After strenuous endurance exercise, the intake of protein leucine can accelerate the synthesis of muscle protein and promote the recovery of muscle performance. The aim of this study was to investigate whether low-dose protein leucine mixture can increase skeletal muscle myofibrillar protein synthesis fraction (FSR) after endurance exercise.
In a cross-over design experiment, 12 subjects completed 100 minutes of intensive cycling training. In the first 90 minutes of the 240 minute recovery period, they were randomly divided into four groups: 70 / 15 / 180 / 30 g protein / leucine / carbohydrate / fat, 23 / 5 / 180 / 30 g 5leu, or 0 / 0 / 274 / 30 g control drink.
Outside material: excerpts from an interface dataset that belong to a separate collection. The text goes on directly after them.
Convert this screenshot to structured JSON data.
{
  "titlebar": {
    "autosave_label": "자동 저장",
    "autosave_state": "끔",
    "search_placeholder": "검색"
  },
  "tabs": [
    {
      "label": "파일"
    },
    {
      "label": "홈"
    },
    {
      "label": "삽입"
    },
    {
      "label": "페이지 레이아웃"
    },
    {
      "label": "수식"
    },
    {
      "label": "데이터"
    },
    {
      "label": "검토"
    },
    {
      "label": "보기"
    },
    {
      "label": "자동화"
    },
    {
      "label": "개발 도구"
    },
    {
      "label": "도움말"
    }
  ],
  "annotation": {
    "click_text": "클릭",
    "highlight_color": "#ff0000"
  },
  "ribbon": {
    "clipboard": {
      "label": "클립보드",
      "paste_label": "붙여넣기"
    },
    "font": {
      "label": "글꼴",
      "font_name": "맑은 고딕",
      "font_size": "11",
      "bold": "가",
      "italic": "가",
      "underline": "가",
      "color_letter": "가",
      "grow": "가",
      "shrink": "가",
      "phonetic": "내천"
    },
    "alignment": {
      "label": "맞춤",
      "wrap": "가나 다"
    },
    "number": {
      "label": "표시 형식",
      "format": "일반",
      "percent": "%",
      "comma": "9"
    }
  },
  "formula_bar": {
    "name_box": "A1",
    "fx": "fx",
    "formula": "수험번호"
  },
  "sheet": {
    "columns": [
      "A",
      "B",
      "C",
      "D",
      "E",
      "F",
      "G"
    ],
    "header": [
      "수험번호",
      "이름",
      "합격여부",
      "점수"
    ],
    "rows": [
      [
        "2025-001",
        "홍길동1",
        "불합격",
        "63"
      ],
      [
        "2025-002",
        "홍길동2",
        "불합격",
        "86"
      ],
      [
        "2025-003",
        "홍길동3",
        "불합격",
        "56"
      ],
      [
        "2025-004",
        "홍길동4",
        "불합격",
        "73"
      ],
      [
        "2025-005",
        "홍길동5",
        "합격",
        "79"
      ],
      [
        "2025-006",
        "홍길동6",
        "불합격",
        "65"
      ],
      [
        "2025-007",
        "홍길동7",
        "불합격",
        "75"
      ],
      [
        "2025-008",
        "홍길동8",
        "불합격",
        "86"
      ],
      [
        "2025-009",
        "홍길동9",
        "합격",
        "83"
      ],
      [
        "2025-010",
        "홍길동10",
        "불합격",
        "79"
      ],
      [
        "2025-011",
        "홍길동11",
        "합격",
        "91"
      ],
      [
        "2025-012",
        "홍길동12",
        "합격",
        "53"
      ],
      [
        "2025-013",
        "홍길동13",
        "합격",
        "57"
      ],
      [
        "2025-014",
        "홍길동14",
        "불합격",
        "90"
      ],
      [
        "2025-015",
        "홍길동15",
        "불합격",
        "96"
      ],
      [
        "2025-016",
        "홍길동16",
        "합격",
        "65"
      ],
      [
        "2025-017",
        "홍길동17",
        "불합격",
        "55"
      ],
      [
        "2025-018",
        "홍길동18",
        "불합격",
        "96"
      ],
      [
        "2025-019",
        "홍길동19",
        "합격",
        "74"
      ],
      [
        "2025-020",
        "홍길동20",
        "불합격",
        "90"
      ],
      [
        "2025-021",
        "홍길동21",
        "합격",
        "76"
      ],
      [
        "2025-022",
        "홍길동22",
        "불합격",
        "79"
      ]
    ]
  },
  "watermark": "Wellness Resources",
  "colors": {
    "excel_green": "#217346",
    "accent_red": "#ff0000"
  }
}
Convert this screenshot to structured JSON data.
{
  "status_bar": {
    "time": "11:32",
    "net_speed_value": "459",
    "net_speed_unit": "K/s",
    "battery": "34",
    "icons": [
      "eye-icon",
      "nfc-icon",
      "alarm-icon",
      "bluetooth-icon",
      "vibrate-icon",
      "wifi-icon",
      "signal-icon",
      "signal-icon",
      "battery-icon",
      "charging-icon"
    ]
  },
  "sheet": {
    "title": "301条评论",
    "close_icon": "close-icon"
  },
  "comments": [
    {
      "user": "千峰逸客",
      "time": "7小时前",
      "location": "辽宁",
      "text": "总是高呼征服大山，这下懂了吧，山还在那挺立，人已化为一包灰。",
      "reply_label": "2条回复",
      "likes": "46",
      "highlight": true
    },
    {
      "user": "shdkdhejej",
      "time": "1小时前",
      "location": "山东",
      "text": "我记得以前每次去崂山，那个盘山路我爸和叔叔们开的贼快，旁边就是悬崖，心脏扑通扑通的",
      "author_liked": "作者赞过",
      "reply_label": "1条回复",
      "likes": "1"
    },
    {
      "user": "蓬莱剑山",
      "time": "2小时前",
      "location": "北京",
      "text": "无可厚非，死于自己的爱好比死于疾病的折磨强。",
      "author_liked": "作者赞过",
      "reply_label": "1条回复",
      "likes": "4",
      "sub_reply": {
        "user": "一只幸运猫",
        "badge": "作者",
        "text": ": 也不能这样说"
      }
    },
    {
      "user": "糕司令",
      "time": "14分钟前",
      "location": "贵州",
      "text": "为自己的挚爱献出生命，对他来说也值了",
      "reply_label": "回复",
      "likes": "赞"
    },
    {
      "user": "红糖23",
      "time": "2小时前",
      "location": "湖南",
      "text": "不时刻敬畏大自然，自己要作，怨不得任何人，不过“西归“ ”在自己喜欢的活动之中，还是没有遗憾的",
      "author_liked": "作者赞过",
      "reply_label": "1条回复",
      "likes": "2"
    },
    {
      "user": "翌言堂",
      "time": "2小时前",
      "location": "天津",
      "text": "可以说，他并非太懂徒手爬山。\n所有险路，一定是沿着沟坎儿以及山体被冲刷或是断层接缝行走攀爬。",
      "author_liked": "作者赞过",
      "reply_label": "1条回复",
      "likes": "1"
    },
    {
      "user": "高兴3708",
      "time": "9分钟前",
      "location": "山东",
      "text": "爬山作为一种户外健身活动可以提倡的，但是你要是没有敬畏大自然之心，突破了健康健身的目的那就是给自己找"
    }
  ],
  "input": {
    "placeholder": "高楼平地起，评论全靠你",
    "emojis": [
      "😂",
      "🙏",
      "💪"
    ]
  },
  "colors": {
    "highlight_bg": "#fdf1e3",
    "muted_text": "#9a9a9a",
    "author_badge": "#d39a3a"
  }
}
FSR was detected by L-phenylalanine method, and the phosphorylation of mTORC1 signaling pathway was detected by Western blot.
Results: the FSR of 5leu group increased by 33%, which was close to the maximum value of FSR activation. The dose of protein leucine increased FSR by 3 times. Although FSR results were similar, the phosphorylation level of mTORC1 increased only at 15 Leu for 30 min, but increased at one or both time points in the amount of protein leucine. The plasma leucine and essential amino acids concentrations in the control group decreased during the recovery process, but increased with the increase of protein leucine dose. The serum insulin level in 15 Leu group was higher than that in control group, but there was no significant difference compared with 5 Leu group. Regression analysis showed that the phosphorylation of p70s6k-rps6 was in accordance with FSR, but there was little correlation between plasma leucine and essential amino acids.
After endurance exercise, 23 grams of protein containing 5 grams of leucine can reach the maximum value of FSR, which may be attributed to mtorc1-s6k-rps6 signal, insulin, or amino acids. The effect of leucine amount of translation protein on protein synthesis to optimize adaptation and muscle level needs further study.